Everybody's Christmas this year is a little bit Polish. For this country is not really protesting against a particular set of actions by a particular party in a particular place. A universal moral matter is at stake -- the matter of humanizing the large, impersonal bureaucratic structures that fill out so much of the background of modern life.

The foremost figure in Christendom today -- the Polish pope, John Paul II -- provided, according to practically everybody here, the inspiration for the movement that has seized this country. How come? Certainly not because he is a liberal, or a revolutionary. On the contrary, on such issues as abortion, divorce and the role of women in the church, John Paul is a crusty traditionalist.

But he stands for a kind of people's Christianity. He has brought home a church that seemed nothing if not hierarchical, distant and formal. He has personified an institution, and made is seem attractive.

There lies the significance of what he calls his "pilgrimages to the people" -- his visits to the consumer societies of Europe and the United States, to the peasant societies of Latin America, to the Islamic society of Turkey. "Don't be afraid. Open your doors to Christ," he said in his first mass as pope. And when he was asked what if felt like to have been selected, he replied, "I feel free."

That kind of freedom -- the freedom to loosen institutional bonds, to break down personal inhibitions, to reach out and touch -- is what the pope brought to Poland on his visit last year. As he put it in a meeting with the Communist leader of the time, Edward Gierek, "The basic mission of the church everywhere and always is to make man better, more conscious of his dignity, fully devoted to his life's tasks -- family, social and patriotic."

Lech Walesa, the shipworker from Gdansk who led the wave of protest that toppled Gierek, has been called the "Son of the Pope," for the movement he came to head promoted a cutting of bonds with the official unions, a deepening of social consciousness and a joining of hands with others. Not for nothing has the free trade union movement here been called "Solidarity."

The victories of Solidarity have now spread its spirit broadly throughout Poland. The Communist Party itself is in the midst of spirited debate about "renewal." In most revolutions," Stepan Bratkowski, a party member who is head of the journalists' union here, said at a dinner the other night, "everybody thinks on the level of the common people. In ours, everybody has been ennobled. Suddenly we are all talking to one another. Anybody who does not talk is not Polish."

No doubt that will seem a far cry from the Christmas of tradition -- from the birth of a Savior, from Good King Wenceslaus and Scrooge and the stockings by the chimney. But every age has its idiom, and its problems, and even its chance of salvation.
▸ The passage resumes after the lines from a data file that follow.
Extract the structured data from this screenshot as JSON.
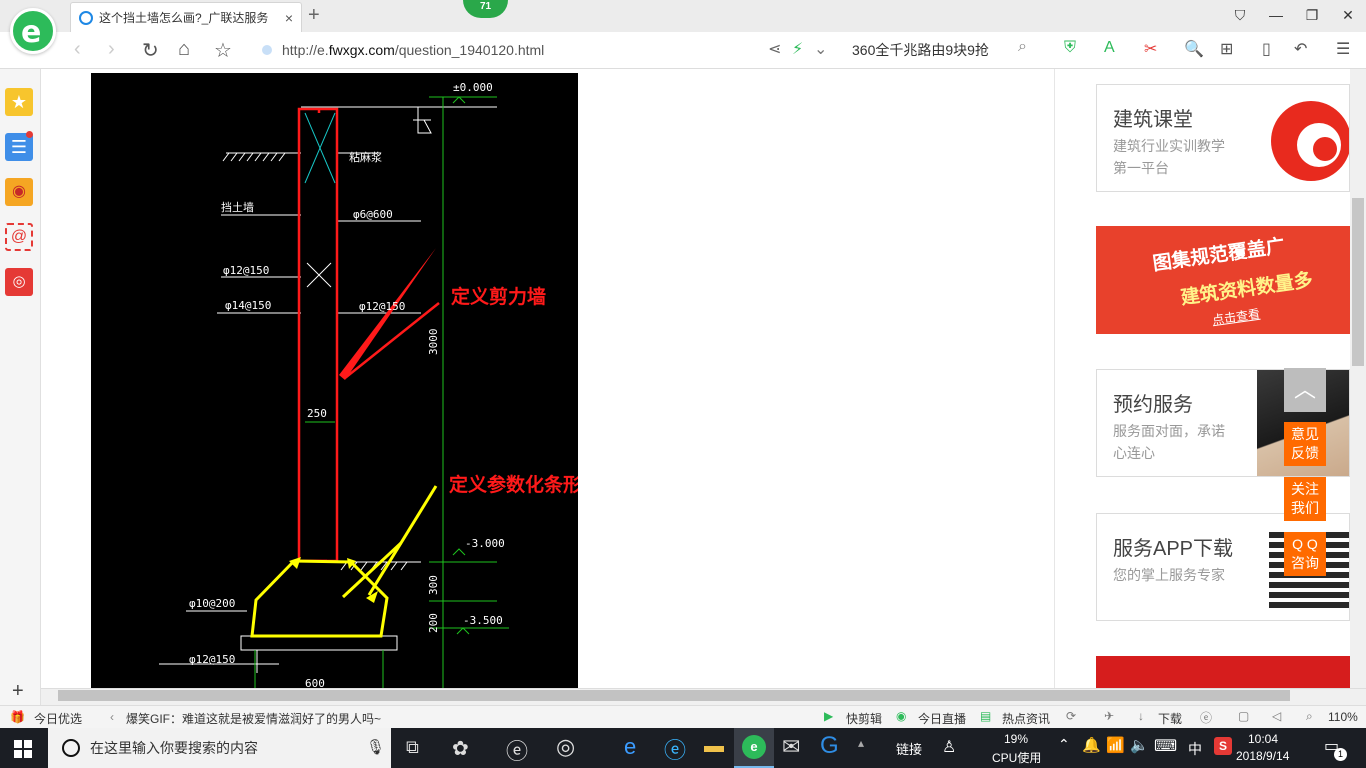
{
  "browser": {
    "tab_title": "这个挡土墙怎么画?_广联达服务",
    "tab_close": "×",
    "new_tab": "+",
    "badge_count": "71",
    "url_host": "http://e.",
    "url_domain": "fwxgx.com",
    "url_path": "/question_1940120.html",
    "search_text": "360全千兆路由9块9抢",
    "window_controls": [
      "⛉",
      "—",
      "❐",
      "✕"
    ]
  },
  "drawing": {
    "labels": {
      "elev_top": "±0.000",
      "tie": "粘麻浆",
      "wall_label": "挡土墙",
      "phi6": "φ6@600",
      "phi12a": "φ12@150",
      "phi14": "φ14@150",
      "phi12b": "φ12@150",
      "dim3000": "3000",
      "dim250": "250",
      "elev_m3": "-3.000",
      "dim300": "300",
      "dim200": "200",
      "elev_m35": "-3.500",
      "phi10": "φ10@200",
      "phi12c": "φ12@150",
      "dim_bottom": "600"
    },
    "annotations": {
      "shear_wall": "定义剪力墙",
      "strip_foundation": "定义参数化条形基础单元"
    }
  },
  "sidebar": {
    "cards": [
      {
        "title": "建筑课堂",
        "subtitle": "建筑行业实训教学第一平台"
      },
      {
        "title": "预约服务",
        "subtitle": "服务面对面，承诺心连心"
      },
      {
        "title": "服务APP下载",
        "subtitle": "您的掌上服务专家"
      }
    ],
    "banner": {
      "line1": "图集规范覆盖广",
      "line2": "建筑资料数量多",
      "cta": "点击查看"
    },
    "float_buttons": [
      "意见\n反馈",
      "关注\n我们",
      "Q Q\n咨询"
    ]
  },
  "status_bar": {
    "daily": "今日优选",
    "news": "爆笑GIF：难道这就是被爱情滋润好了的男人吗~",
    "items": [
      "快剪辑",
      "今日直播",
      "热点资讯",
      "下载"
    ],
    "zoom": "110%"
  },
  "taskbar": {
    "search_placeholder": "在这里输入你要搜索的内容",
    "link_label": "链接",
    "cpu_percent": "19%",
    "cpu_label": "CPU使用",
    "ime": "中",
    "time": "10:04",
    "date": "2018/9/14",
    "notif_count": "1"
  },
  "colors": {
    "accent_green": "#2dbb5a",
    "orange": "#ff6a00",
    "red_annot": "#ff1a1a",
    "yellow_annot": "#ffff00",
    "cad_green": "#1ec21e"
  }
}
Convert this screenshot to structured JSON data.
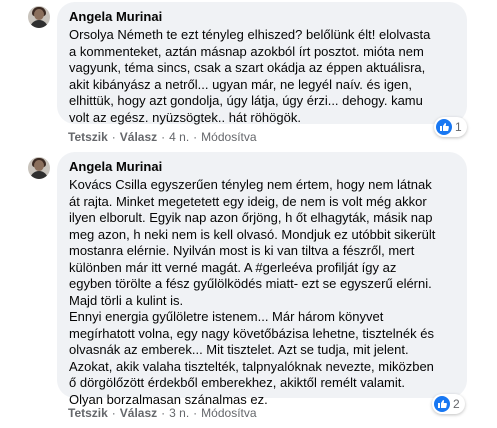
{
  "comments": [
    {
      "author": "Angela Murinai",
      "lines": [
        "Orsolya Németh te ezt tényleg elhiszed? belőlünk élt! elolvasta",
        "a kommenteket, aztán másnap azokból írt posztot. miótа nem",
        "vagyunk, téma sincs, csak a szart okádja az éppen aktuálisra,",
        "akit kibányász a netről... ugyan már, ne legyél naív. és igen,",
        "elhittük, hogy azt gondolja, úgy látja, úgy érzi... dehogy. kamu",
        "volt az egész. nyüzsögtek.. hát röhögök."
      ],
      "actions": {
        "like": "Tetszik",
        "reply": "Válasz",
        "time": "4 n.",
        "edited": "Módosítva"
      },
      "reaction_count": "1"
    },
    {
      "author": "Angela Murinai",
      "lines": [
        "Kovács Csilla egyszerűen tényleg nem értem, hogy nem látnak",
        "át rajta. Minket megetetett egy ideig, de nem is volt még akkor",
        "ilyen elborult. Egyik nap azon őrjöng, h őt elhagyták, másik nap",
        "meg azon, h neki nem is kell olvasó. Mondjuk ez utóbbit sikerült",
        "mostanra elérnie. Nyilván most is ki van tiltva a fészről, mert",
        "különben már itt verné magát. A #gerleéva profilját így az",
        "egyben törölte a fész gyűlölködés miatt- ezt se egyszerű elérni.",
        "Majd törli a kulint is.",
        "Ennyi energia gyűlöletre istenem... Már három könyvet",
        "megírhatott volna, egy nagy követőbázisa lehetne, tisztelnék és",
        "olvasnák az emberek... Mit tisztelet. Azt se tudja, mit jelent.",
        "Azokat, akik valaha tisztelték, talpnyalóknak nevezte, miközben",
        "ő dörgölőzött érdekből emberekhez, akiktől remélt valamit.",
        "Olyan borzalmasan szánalmas ez."
      ],
      "actions": {
        "like": "Tetszik",
        "reply": "Válasz",
        "time": "3 n.",
        "edited": "Módosítva"
      },
      "reaction_count": "2"
    }
  ],
  "colors": {
    "bubble": "#f0f2f5",
    "meta": "#65676b",
    "like_blue": "#1877f2"
  },
  "icons": {
    "avatar": "profile-photo",
    "reaction": "like-thumbs-up-icon"
  }
}
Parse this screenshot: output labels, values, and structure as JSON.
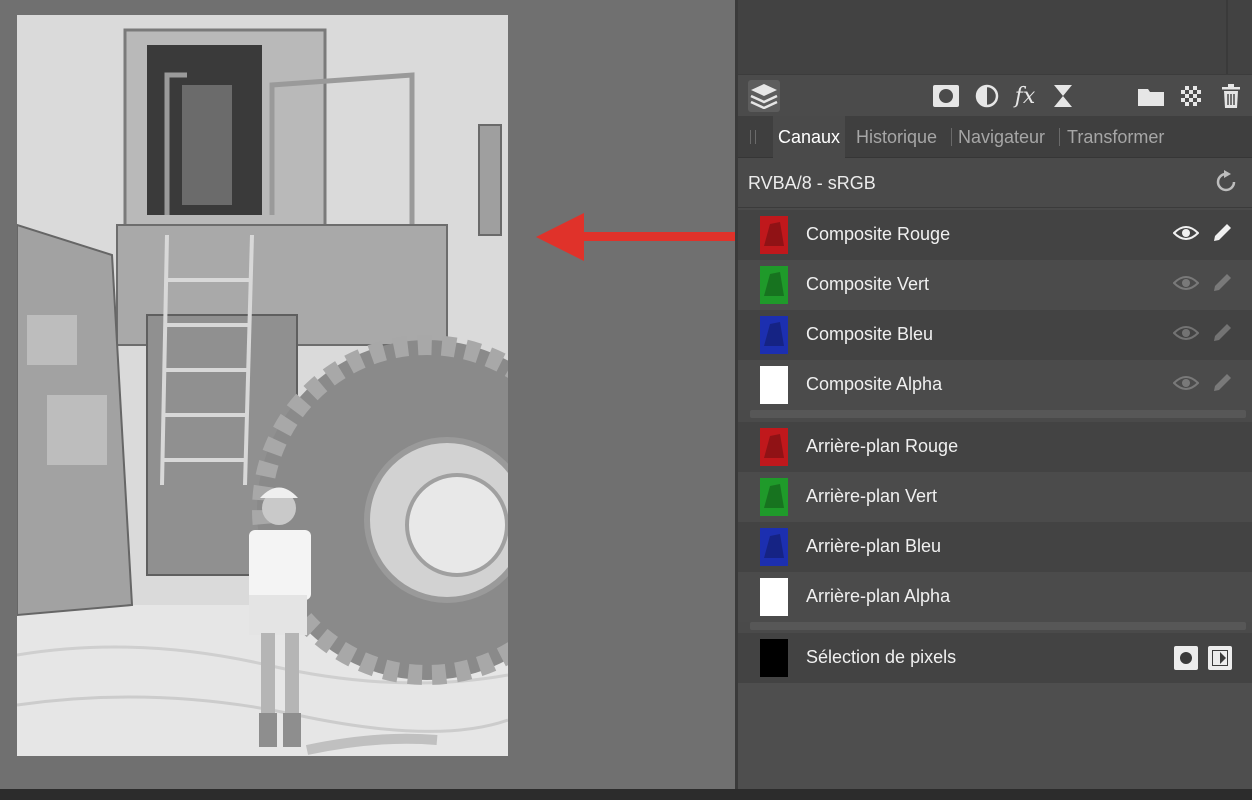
{
  "toolbar": {
    "icons": [
      "layers-icon",
      "mask-icon",
      "adjustment-icon",
      "fx-icon",
      "hourglass-icon",
      "folder-icon",
      "checker-icon",
      "trash-icon"
    ],
    "fx_label": "fx"
  },
  "tabs": [
    {
      "label": "Canaux",
      "active": true
    },
    {
      "label": "Historique",
      "active": false
    },
    {
      "label": "Navigateur",
      "active": false
    },
    {
      "label": "Transformer",
      "active": false
    }
  ],
  "format": {
    "label": "RVBA/8 - sRGB",
    "icon": "refresh-icon"
  },
  "composite": [
    {
      "label": "Composite Rouge",
      "color": "#c0181c",
      "visible": true
    },
    {
      "label": "Composite Vert",
      "color": "#1f9a2a",
      "visible": false
    },
    {
      "label": "Composite Bleu",
      "color": "#1c2fb0",
      "visible": false
    },
    {
      "label": "Composite Alpha",
      "color": "#ffffff",
      "visible": false
    }
  ],
  "background": [
    {
      "label": "Arrière-plan Rouge",
      "color": "#c0181c"
    },
    {
      "label": "Arrière-plan Vert",
      "color": "#1f9a2a"
    },
    {
      "label": "Arrière-plan Bleu",
      "color": "#1c2fb0"
    },
    {
      "label": "Arrière-plan Alpha",
      "color": "#ffffff"
    }
  ],
  "selection": {
    "label": "Sélection de pixels",
    "color": "#000000"
  },
  "colors": {
    "arrow": "#e0322a",
    "panel_bg": "#4a4a4a",
    "canvas_bg": "#707070"
  }
}
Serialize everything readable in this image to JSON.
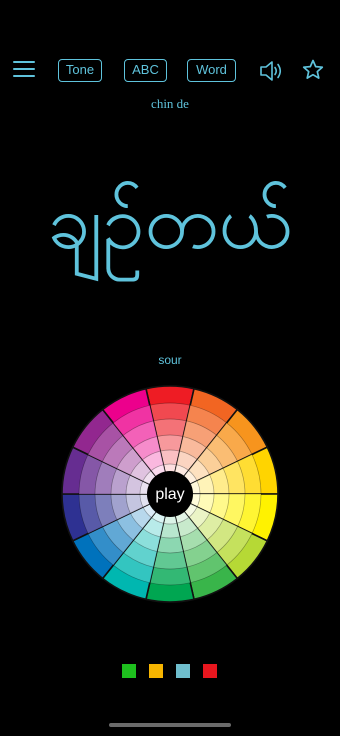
{
  "toolbar": {
    "menu_icon": "hamburger-menu-icon",
    "tone_label": "Tone",
    "abc_label": "ABC",
    "word_label": "Word",
    "speaker_icon": "speaker-icon",
    "star_icon": "star-outline-icon"
  },
  "word": {
    "romanization": "chin de",
    "burmese": "ချဉ်တယ်",
    "tone": "sour"
  },
  "wheel": {
    "center_label": "play",
    "segment_colors": [
      "#ee1c24",
      "#f26522",
      "#f7941d",
      "#ffd400",
      "#fff200",
      "#b6d935",
      "#39b54a",
      "#00a651",
      "#00b7b0",
      "#0072bc",
      "#2e3192",
      "#662d91",
      "#92278f",
      "#ec008c"
    ]
  },
  "swatches": {
    "colors": [
      "#1ec01e",
      "#f7b500",
      "#6fbecd",
      "#e8161e"
    ]
  },
  "colors": {
    "accent": "#5fc3dc",
    "background": "#000000"
  }
}
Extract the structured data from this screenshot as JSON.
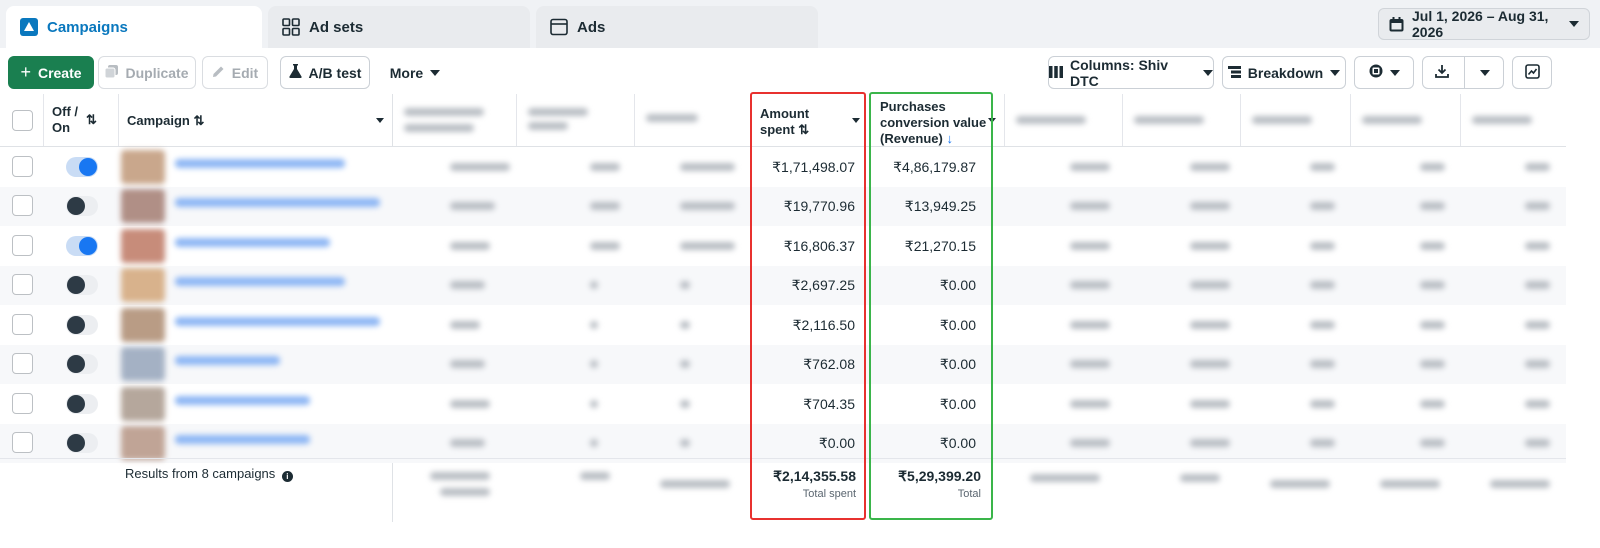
{
  "tabs": {
    "campaigns": "Campaigns",
    "ad_sets": "Ad sets",
    "ads": "Ads"
  },
  "date_range": "Jul 1, 2026 – Aug 31, 2026",
  "toolbar": {
    "create": "Create",
    "duplicate": "Duplicate",
    "edit": "Edit",
    "ab_test": "A/B test",
    "more": "More",
    "columns": "Columns: Shiv DTC",
    "breakdown": "Breakdown"
  },
  "table": {
    "headers": {
      "off_on": "Off / On",
      "campaign": "Campaign",
      "amount_spent_line1": "Amount",
      "amount_spent_line2": "spent",
      "revenue_line1": "Purchases",
      "revenue_line2": "conversion value",
      "revenue_line3": "(Revenue)"
    },
    "rows": [
      {
        "on": true,
        "amount_spent": "₹1,71,498.07",
        "revenue": "₹4,86,179.87"
      },
      {
        "on": false,
        "amount_spent": "₹19,770.96",
        "revenue": "₹13,949.25"
      },
      {
        "on": true,
        "amount_spent": "₹16,806.37",
        "revenue": "₹21,270.15"
      },
      {
        "on": false,
        "amount_spent": "₹2,697.25",
        "revenue": "₹0.00"
      },
      {
        "on": false,
        "amount_spent": "₹2,116.50",
        "revenue": "₹0.00"
      },
      {
        "on": false,
        "amount_spent": "₹762.08",
        "revenue": "₹0.00"
      },
      {
        "on": false,
        "amount_spent": "₹704.35",
        "revenue": "₹0.00"
      },
      {
        "on": false,
        "amount_spent": "₹0.00",
        "revenue": "₹0.00"
      }
    ],
    "footer": {
      "results": "Results from 8 campaigns",
      "total_spent_value": "₹2,14,355.58",
      "total_spent_label": "Total spent",
      "total_revenue_value": "₹5,29,399.20",
      "total_revenue_label": "Total"
    }
  },
  "colors": {
    "accent": "#0a78be",
    "create_green": "#1a7f50",
    "highlight_red": "#e8312f",
    "highlight_green": "#3ab54a",
    "toggle_on": "#1877f2"
  }
}
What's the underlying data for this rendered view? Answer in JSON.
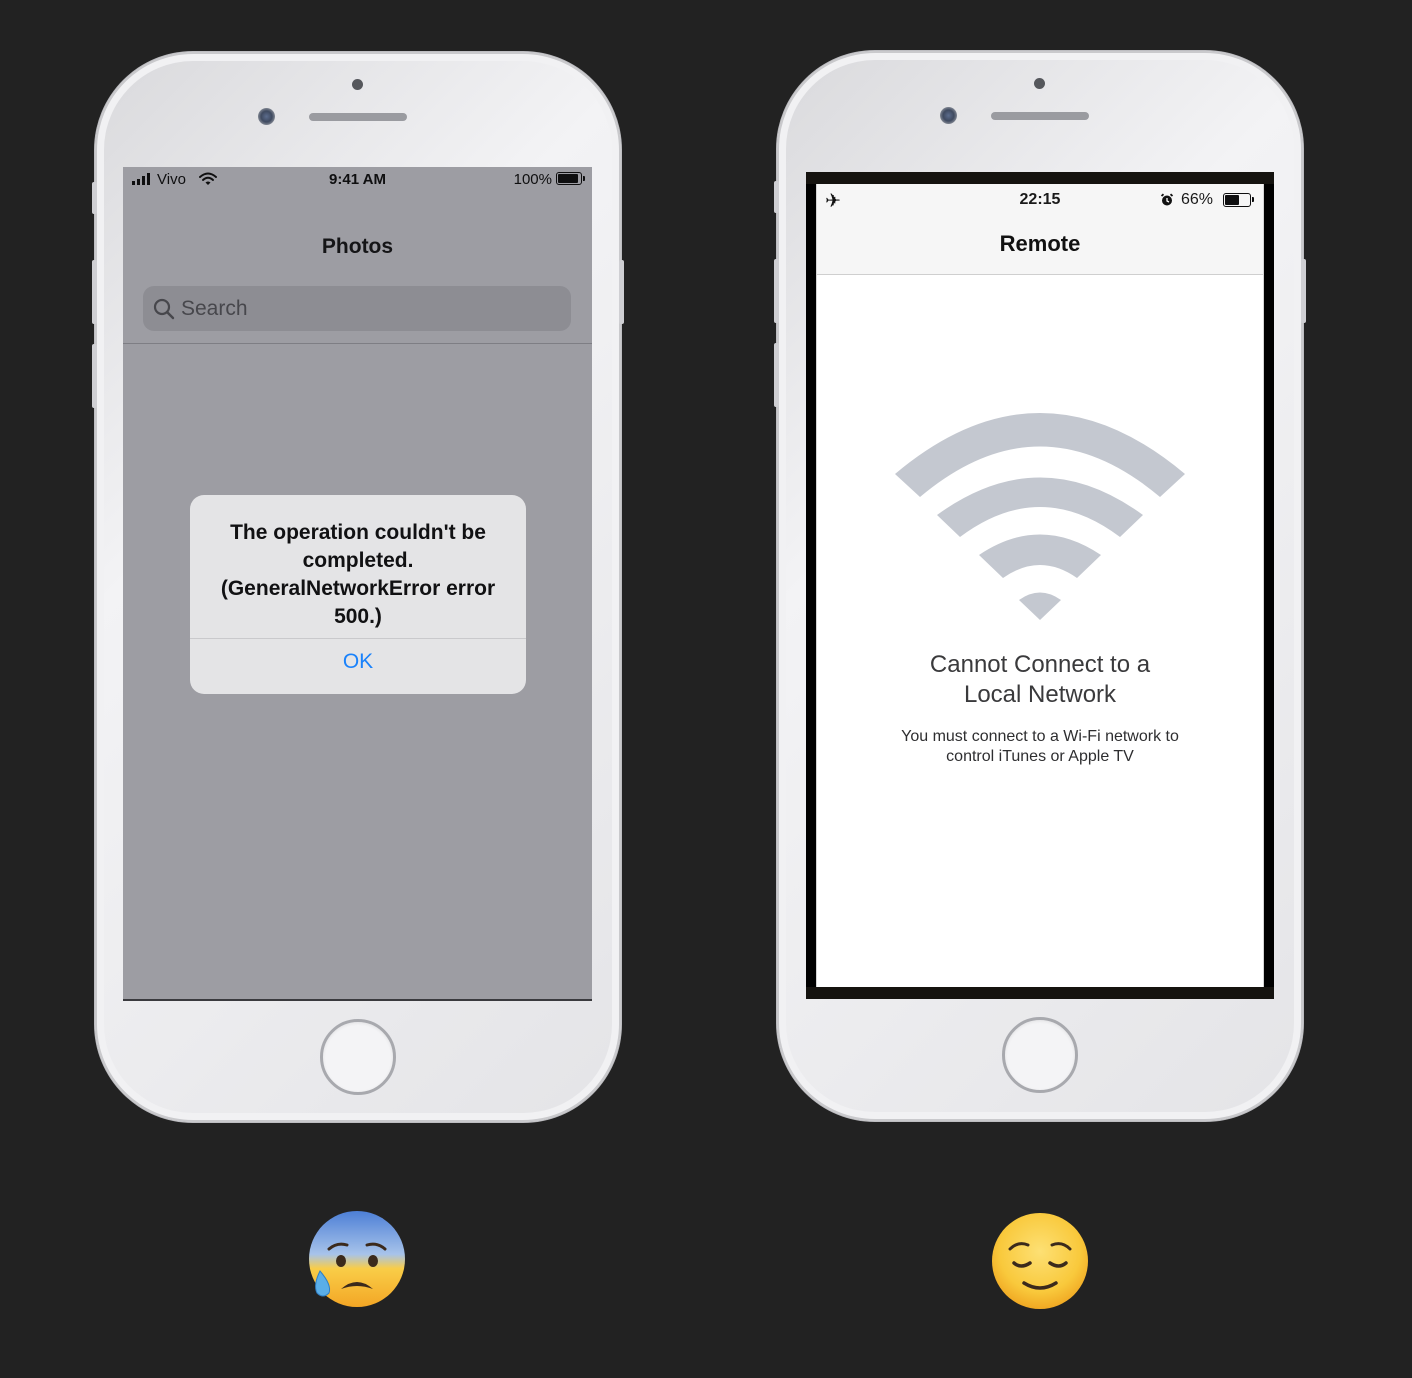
{
  "left_phone": {
    "status_bar": {
      "carrier": "Vivo",
      "time": "9:41 AM",
      "battery_percent": "100%",
      "battery_level": 1.0
    },
    "nav_title": "Photos",
    "search": {
      "placeholder": "Search"
    },
    "alert": {
      "message": "The operation couldn't be completed. (GeneralNetworkError error 500.)",
      "ok_label": "OK"
    },
    "reaction": "anxious-face-with-sweat-icon"
  },
  "right_phone": {
    "status_bar": {
      "time": "22:15",
      "battery_percent": "66%",
      "battery_level": 0.66
    },
    "nav_title": "Remote",
    "error_title": "Cannot Connect to a Local Network",
    "error_message": "You must connect to a Wi-Fi network to control iTunes or Apple TV",
    "reaction": "relieved-face-icon"
  },
  "colors": {
    "background": "#222222",
    "ios_blue": "#1a82fb",
    "dimmed_screen": "#9d9da3",
    "wifi_gray": "#c4c8d0"
  }
}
Paganism and barbarism, idolatry and the worship of strange gods beset the last days of the ancient world. Salvation then, and for many centuries afterward, lay in self-denial and renunciation -- the way of the saints and of the martyrs.

With the breakdown of feudal society and the onset of industry and city life, grinding poverty became the problem of the Western world. Charity took paramount place as a virtue, and the spirit of giving came to the fore in the Christmas season.

And now? Well, poverty remains. In many parts of the world people go hungry. Paganism and the worship of strange gods is not unknown -- especially among the rich. But for most of us in modern society the agonizing problem is living with organizations.

Large and faceless bureaucracies establish the conditions of life. Food and clothing and shelter depend upon them. They dominate government, corporations and unions. They offer or withhold opportunities for work. They even produce our cultural fare, our amusements and our sports.

So it is fitting in the Christmas season to soften the rigors of organization, to personalize the impersonal, to humanize the machine. That is what Poland, the Christ among nations, is all about these days, and that is why all of us should be offering our prayers for a movement, worldwide in its significance, whose success is by no means assured, and whose failure would be catastrophic.